So many times we take disc golf courses for granted. Layouts that are well-manicured and maintained that offer both interesting holes and unique features are hard to come by, yet when we get the chance to play a round somewhere special, we don’t really think twice about it.
But what about the man hours and struggle that it takes to actually get a course put in, let alone an impressive one? Those who have gone through the process from start to finish will no doubt tell you about how big of an undertaking it is, although in the end the effort is well worth it. If you’re thinking about installing a course in your town, here are some hoops you’ll need to jump through.
Unfortunately disc golfers can sometimes have a bad rap across the nation as being lazy bums or unemployed weirdos. While this certainly isn’t the case, those outside of the sport don’t know otherwise. When you begin the process of trying to install a course, you’ll have to present a proposal to your local government. These meetings and forms will look different depending on where you live, but there’s a good chance that you’ll have to speak in front of a group of people who don’t have a clue what you’re talking about.
Make sure to dress professionally and practice your speech ahead of time. Create a PowerPoint presentation if it’s helpful to outline specific information. Essentially, you should treat this opportunity the same way you would a job interview. After all, you’re not only selling the idea of a course, but you’re representing the sport as a whole.
Factors To Think About
Local government wants to know what’s in it for them, whether you’re pitching a new disc golf course or a new business in town.
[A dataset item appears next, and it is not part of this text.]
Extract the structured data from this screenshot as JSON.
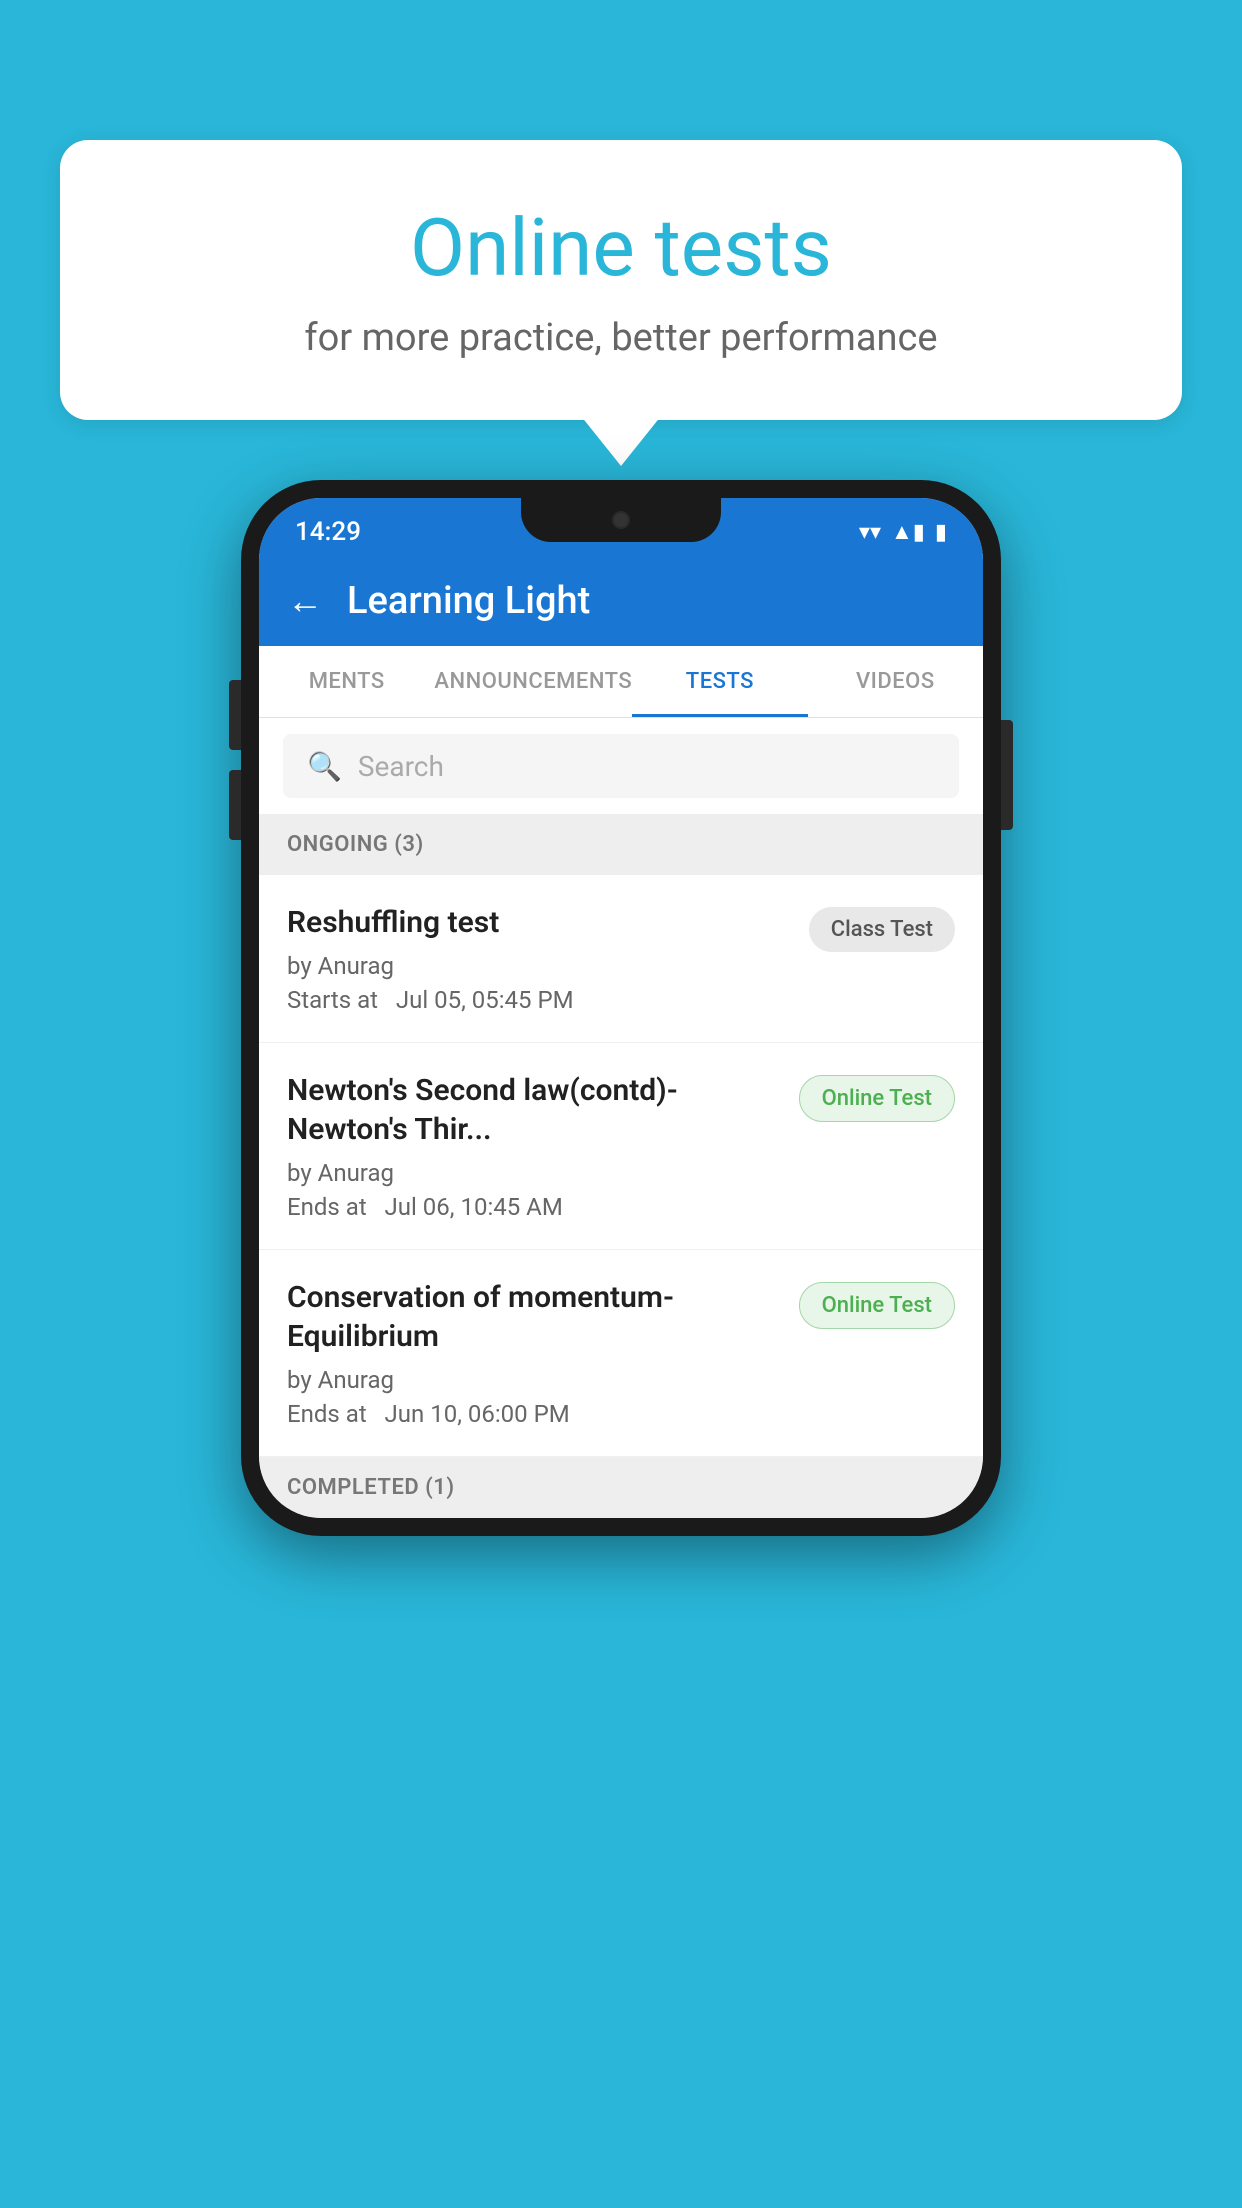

As we all know, a disc golf course has the potential to bring in a ton of revenue to an area from visitors coming to play the course. Highlighting this information will help the powers that be to see how beneficial a course could be.
Take the attitude of local officials getting more bang for their buck by explaining how a disc golf course will help bring more visitors to already existing parks and can it can help to encourage residents to engage in a more active lifestyle. Keep in mind that you may be asked a ton of questions, as it’s the job of any local board to make sure they are doing what’s right for the town as a whole.
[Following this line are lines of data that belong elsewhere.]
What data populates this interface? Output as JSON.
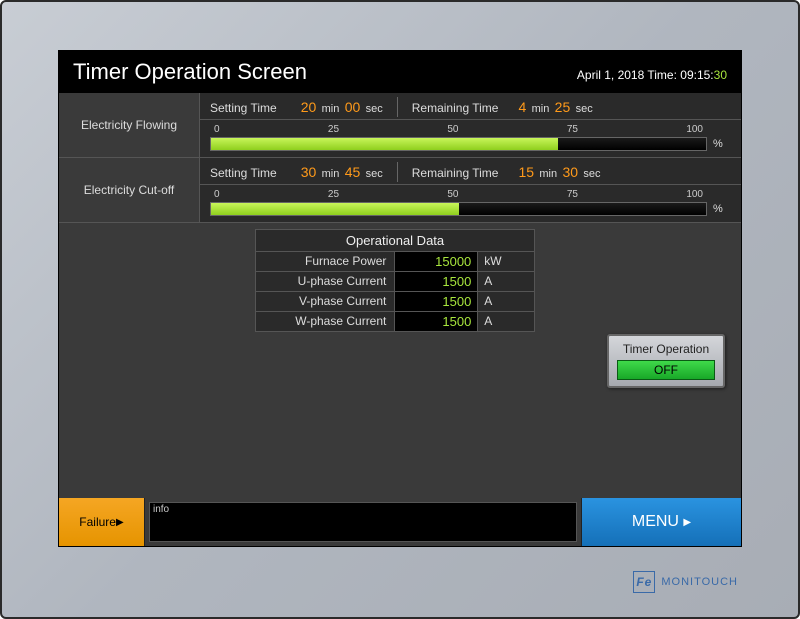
{
  "header": {
    "title": "Timer Operation Screen",
    "date": "April 1, 2018 Time: 09:15:",
    "seconds": "30"
  },
  "timers": {
    "flowing": {
      "label": "Electricity Flowing",
      "setting_label": "Setting Time",
      "set_min": "20",
      "set_min_u": "min",
      "set_sec": "00",
      "set_sec_u": "sec",
      "remain_label": "Remaining Time",
      "rem_min": "4",
      "rem_min_u": "min",
      "rem_sec": "25",
      "rem_sec_u": "sec",
      "ticks": [
        "0",
        "25",
        "50",
        "75",
        "100"
      ],
      "percent": 70,
      "pct_label": "%"
    },
    "cutoff": {
      "label": "Electricity Cut-off",
      "setting_label": "Setting Time",
      "set_min": "30",
      "set_min_u": "min",
      "set_sec": "45",
      "set_sec_u": "sec",
      "remain_label": "Remaining Time",
      "rem_min": "15",
      "rem_min_u": "min",
      "rem_sec": "30",
      "rem_sec_u": "sec",
      "ticks": [
        "0",
        "25",
        "50",
        "75",
        "100"
      ],
      "percent": 50,
      "pct_label": "%"
    }
  },
  "opdata": {
    "title": "Operational Data",
    "rows": [
      {
        "label": "Furnace Power",
        "value": "15000",
        "unit": "kW"
      },
      {
        "label": "U-phase Current",
        "value": "1500",
        "unit": "A"
      },
      {
        "label": "V-phase Current",
        "value": "1500",
        "unit": "A"
      },
      {
        "label": "W-phase Current",
        "value": "1500",
        "unit": "A"
      }
    ]
  },
  "timer_op_btn": {
    "label": "Timer Operation",
    "state": "OFF"
  },
  "footer": {
    "failure": "Failure",
    "info_label": "info",
    "menu": "MENU"
  },
  "brand": {
    "logo": "Fe",
    "name": "MONITOUCH"
  },
  "colors": {
    "accent_green": "#a8e63d",
    "accent_orange": "#ff9a1a",
    "menu_blue": "#1e88d8",
    "failure_orange": "#f5a623"
  }
}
In the end, you’ll have to wait for others to complete their due diligence. These steps may include environmental impact studies or even local surveys to see how well-received a new course might be. As long as you stay persistent and professional, you’ll have a great shot at getting the course of your dreams put in right where you live!
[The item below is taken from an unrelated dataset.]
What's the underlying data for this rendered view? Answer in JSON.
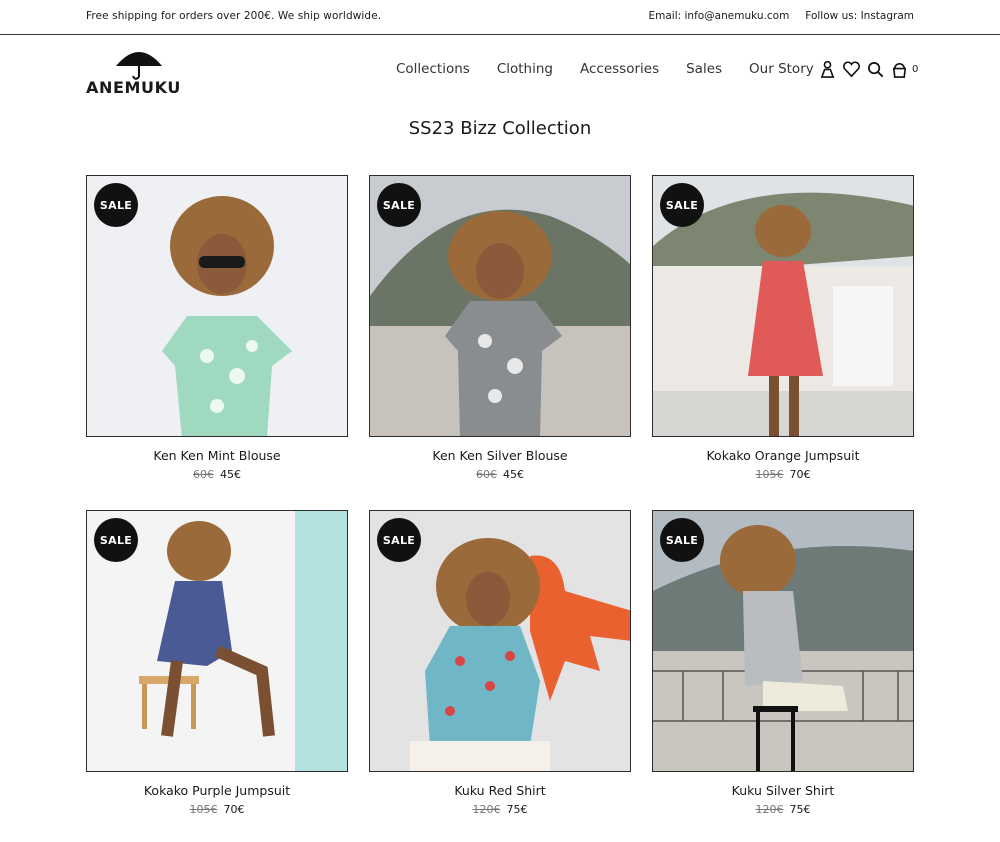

Have you gone through the steps of getting a course installed in your town? What were some of the biggest hurdles you had to overcome? Let us know in the comments below!